Records from a data collection >>

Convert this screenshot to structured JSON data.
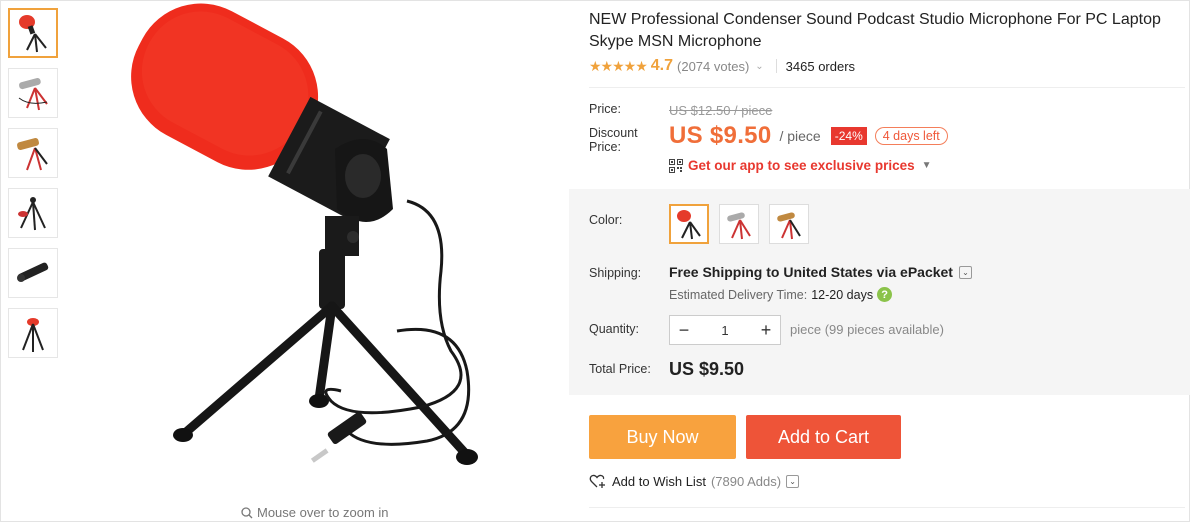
{
  "product": {
    "title": "NEW Professional Condenser Sound Podcast Studio Microphone For PC Laptop Skype MSN Microphone",
    "stars": "★★★★★",
    "rating": "4.7",
    "votes": "(2074 votes)",
    "orders": "3465 orders"
  },
  "pricing": {
    "price_label": "Price:",
    "original_price": "US $12.50 / piece",
    "discount_label": "Discount Price:",
    "discount_price": "US $9.50",
    "per_piece": "/ piece",
    "discount_pct": "-24%",
    "days_left": "4 days left",
    "app_promo": "Get our app to see exclusive prices"
  },
  "options": {
    "color_label": "Color:",
    "colors": [
      "red",
      "silver",
      "brown"
    ]
  },
  "shipping": {
    "label": "Shipping:",
    "method": "Free Shipping to United States via ePacket",
    "delivery_label": "Estimated Delivery Time:",
    "delivery_time": "12-20 days"
  },
  "quantity": {
    "label": "Quantity:",
    "value": "1",
    "available": "piece (99 pieces available)"
  },
  "total": {
    "label": "Total Price:",
    "value": "US $9.50"
  },
  "actions": {
    "buy_now": "Buy Now",
    "add_to_cart": "Add to Cart",
    "wish_list": "Add to Wish List",
    "wish_count": "(7890 Adds)"
  },
  "gallery": {
    "zoom_hint": "Mouse over to zoom in",
    "thumbnail_count": 6
  },
  "colors": {
    "accent_orange": "#f0a23c",
    "price_orange": "#f06e39",
    "cart_red": "#ee5438",
    "badge_red": "#e8382f"
  }
}
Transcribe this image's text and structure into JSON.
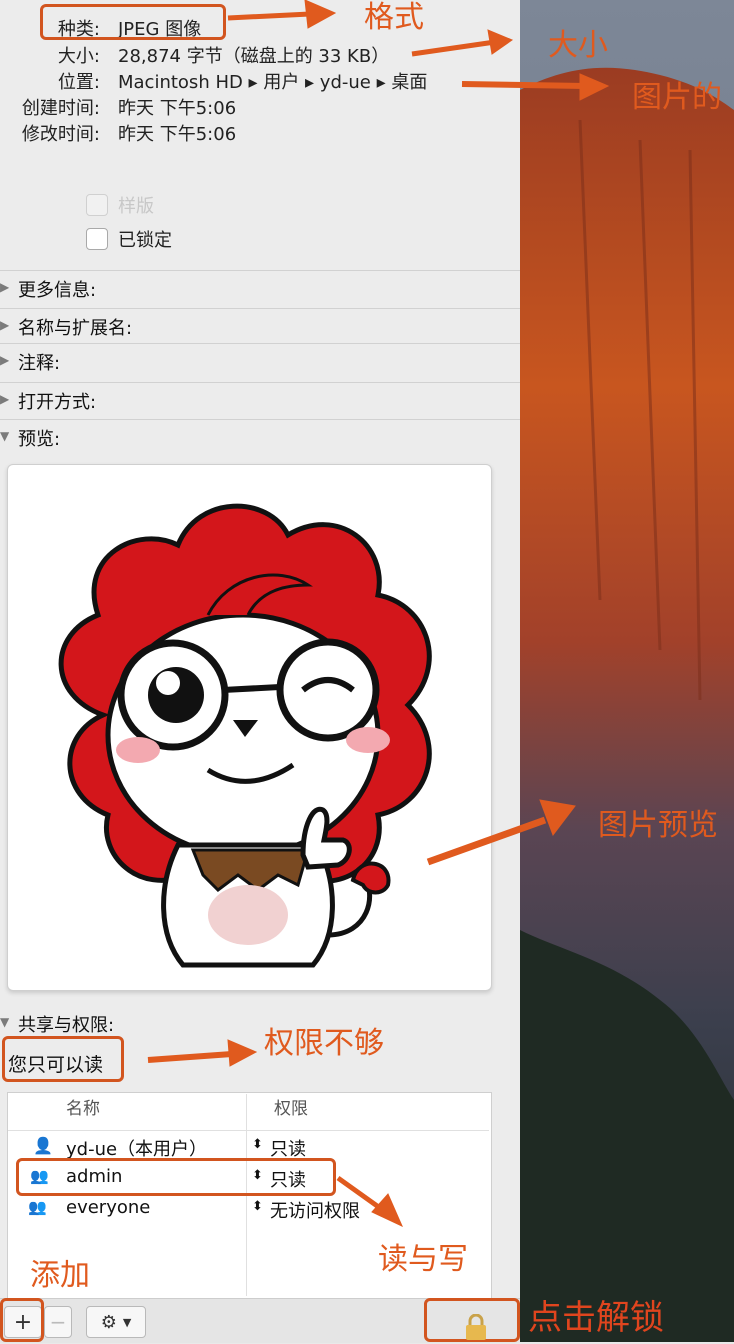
{
  "info": {
    "kind_label": "种类:",
    "kind_value": "JPEG 图像",
    "size_label": "大小:",
    "size_value": "28,874 字节（磁盘上的 33 KB）",
    "where_label": "位置:",
    "where_value": "Macintosh HD ▸ 用户 ▸ yd-ue ▸ 桌面",
    "created_label": "创建时间:",
    "created_value": "昨天 下午5:06",
    "modified_label": "修改时间:",
    "modified_value": "昨天 下午5:06"
  },
  "checks": {
    "stationery": "样版",
    "locked": "已锁定"
  },
  "sections": {
    "more_info": "更多信息:",
    "name_ext": "名称与扩展名:",
    "comments": "注释:",
    "open_with": "打开方式:",
    "preview": "预览:",
    "sharing": "共享与权限:"
  },
  "sharing": {
    "status": "您只可以读",
    "col_name": "名称",
    "col_priv": "权限",
    "rows": [
      {
        "name": "yd-ue（本用户）",
        "priv": "只读",
        "icon": "user-icon"
      },
      {
        "name": "admin",
        "priv": "只读",
        "icon": "group-icon"
      },
      {
        "name": "everyone",
        "priv": "无访问权限",
        "icon": "everyone-icon"
      }
    ]
  },
  "toolbar": {
    "add": "+",
    "remove": "−",
    "gear_menu": "gear-icon",
    "lock": "lock-icon"
  },
  "annotations": {
    "format": "格式",
    "size": "大小",
    "location": "图片的",
    "preview": "图片预览",
    "insufficient": "权限不够",
    "read_write": "读与写",
    "add": "添加",
    "unlock": "点击解锁"
  },
  "colors": {
    "annotation": "#e05a1e",
    "panel": "#ececec"
  }
}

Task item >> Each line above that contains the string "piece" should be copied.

Response to this exercise >>
    "original_price": "US $12.50 / piece",
    "per_piece": "/ piece",
    "available": "piece (99 pieces available)"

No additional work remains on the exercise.